Bill Clinton will defend himself impeccably from nuisance lawsuits designed to further defame and discredit him and keep him forever away from the public. He will "rediscover his humility" in a brilliant public relations campaign in the spring of 2003, loaded with photo opportunities of "Humanitarian Clinton" or "Regular Guy Clinton" or "Teacher Clinton" just in time to campaign with his wife for the top job. Not a happy fate for the Man from Hope.
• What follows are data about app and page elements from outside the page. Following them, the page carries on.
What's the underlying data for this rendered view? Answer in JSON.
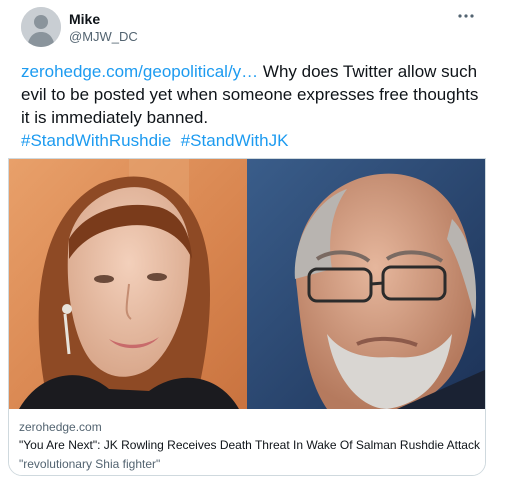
{
  "user": {
    "name": "Mike",
    "handle": "@MJW_DC"
  },
  "tweet": {
    "link_text": "zerohedge.com/geopolitical/y…",
    "body": " Why does Twitter allow such evil to be posted yet when someone expresses free thoughts it is immediately banned.",
    "hashtags": [
      "#StandWithRushdie",
      "#StandWithJK"
    ]
  },
  "card": {
    "domain": "zerohedge.com",
    "title": "\"You Are Next\": JK Rowling Receives Death Threat In Wake Of Salman Rushdie Attack",
    "description": "\"revolutionary Shia fighter\""
  },
  "icons": {
    "avatar": "default-avatar-icon",
    "more": "more-options-icon"
  },
  "colors": {
    "link": "#1d9bf0",
    "text": "#0f1419",
    "secondary": "#536471",
    "border": "#cfd9de"
  }
}
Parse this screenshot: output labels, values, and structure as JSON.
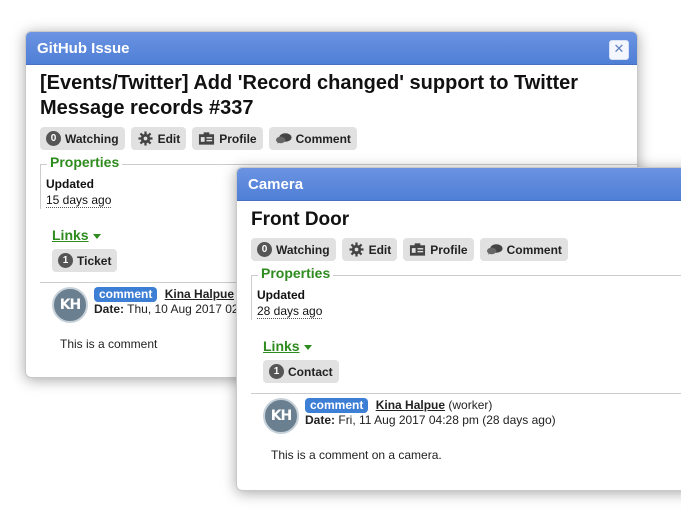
{
  "issue_window": {
    "title": "GitHub Issue",
    "heading": "[Events/Twitter] Add 'Record changed' support to Twitter Message records #337",
    "toolbar": {
      "watching_count": "0",
      "watching_label": "Watching",
      "edit_label": "Edit",
      "profile_label": "Profile",
      "comment_label": "Comment"
    },
    "properties": {
      "legend": "Properties",
      "updated_label": "Updated",
      "updated_value": "15 days ago"
    },
    "links_label": "Links",
    "link_button": {
      "count": "1",
      "label": "Ticket"
    },
    "comment": {
      "avatar": "KH",
      "tag": "comment",
      "author": "Kina Halpue",
      "author_suffix": "(",
      "date_label": "Date:",
      "date_value": "Thu, 10 Aug 2017 02",
      "text": "This is a comment"
    }
  },
  "camera_window": {
    "title": "Camera",
    "heading": "Front Door",
    "toolbar": {
      "watching_count": "0",
      "watching_label": "Watching",
      "edit_label": "Edit",
      "profile_label": "Profile",
      "comment_label": "Comment"
    },
    "properties": {
      "legend": "Properties",
      "updated_label": "Updated",
      "updated_value": "28 days ago"
    },
    "links_label": "Links",
    "link_button": {
      "count": "1",
      "label": "Contact"
    },
    "comment": {
      "avatar": "KH",
      "tag": "comment",
      "author": "Kina Halpue",
      "author_role": "(worker)",
      "date_label": "Date:",
      "date_value": "Fri, 11 Aug 2017 04:28 pm (28 days ago)",
      "text": "This is a comment on a camera."
    }
  },
  "colors": {
    "titlebar": "#5a85d9",
    "accent_green": "#2e8b1e",
    "tag_blue": "#3e7fd6",
    "button_gray": "#e1e1e1"
  },
  "icons": [
    "close-icon",
    "gear-icon",
    "profile-card-icon",
    "comment-bubble-icon"
  ]
}
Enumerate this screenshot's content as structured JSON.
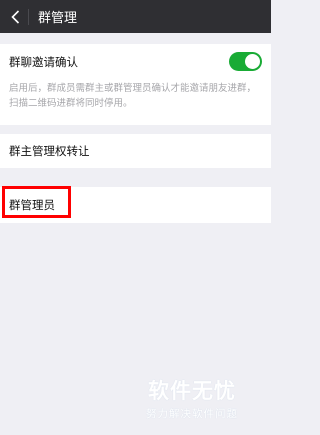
{
  "topbar": {
    "title": "群管理",
    "back_icon": "chevron-left-icon"
  },
  "invite_confirm": {
    "label": "群聊邀请确认",
    "enabled": true,
    "description": "启用后，群成员需群主或群管理员确认才能邀请朋友进群，扫描二维码进群将同时停用。"
  },
  "transfer_ownership": {
    "label": "群主管理权转让"
  },
  "group_admins": {
    "label": "群管理员"
  },
  "watermark": {
    "main": "软件无忧",
    "sub": "努力解决软件问题"
  },
  "colors": {
    "topbar": "#2f2f33",
    "toggle_on": "#19ab35",
    "highlight": "#ff0000",
    "background": "#efeff4"
  }
}
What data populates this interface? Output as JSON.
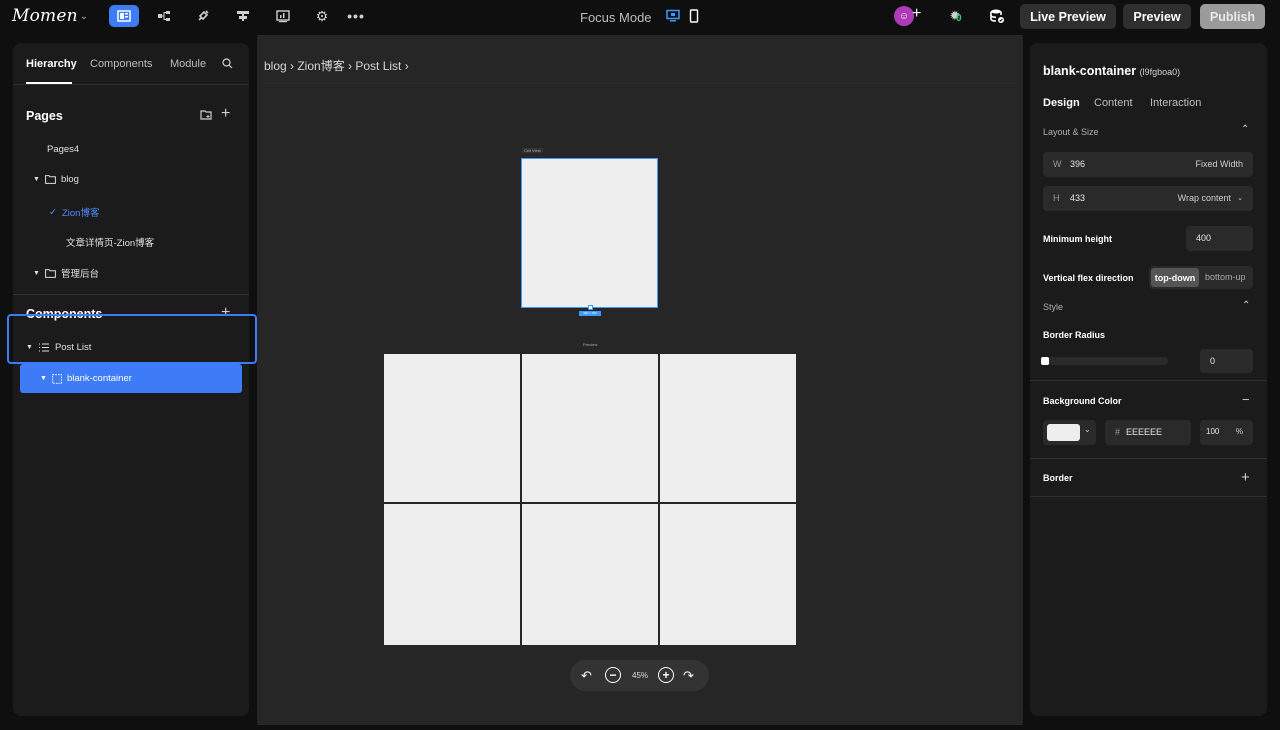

The inauspicious fate of ex-presidents has been well-documented. Nixon spent years trying vainly to curry favor with the top political brass of the day, writing book after worthless book, and sending sycophantic cards to Reagan, Bush, and Clinton. Ford plays golf. Carter has done some good work, and is probably the most respected ex-president of the bunch. Reagan's fate is tragic and terrible -- I've read that he spends the day raking leaves out the swimming pool, never noticing the gardeners who dump the leaves back into the pool right in front of him. Bush Sr. skydives, and makes occasional trips to Kuwait and Saudi Arabia where he is revered as a direct descendant of Allah. He also campaigns for his sons, and pulls strings. But the fate of ex-vice presidents is worse. Ex-presidents garner a certain amount of attention wherever they go -- they are barraged by requests for interviews by PBS affiliates, and historians looking to make their careers over coffee with "The Man Who Once Ran It All". Ex-presidents can look forward to invitations from foreign dignitaries, and choice tee times at Augusta and Pebble Beach. But ex-veeps -- who don't go on to The Big Desk -- are left with a secret service detail that cannot function without gallons of fresh coffee every day and guns loaded with only one bullet, a la Barney Fife. Their Celebrity Pro-Am golf partners are always sitcom stars from the Seventies, or Wayne Newton.

Gore is destined to go where all failed activist Vice Presidents go -- Paradise Valley, Arizona -- to play golf with Dan Quayle and Walter Mondale and occasionally Gerald Ford. Al Gore will be the most popular professor of history at Arizona State University within three years, and a regular on the motivational speaker lecture circuit giving speeches to company men on "fighting the good fight" and "never giving up". He will know many insurance salesmen. And that, friends, is a fate worse than death.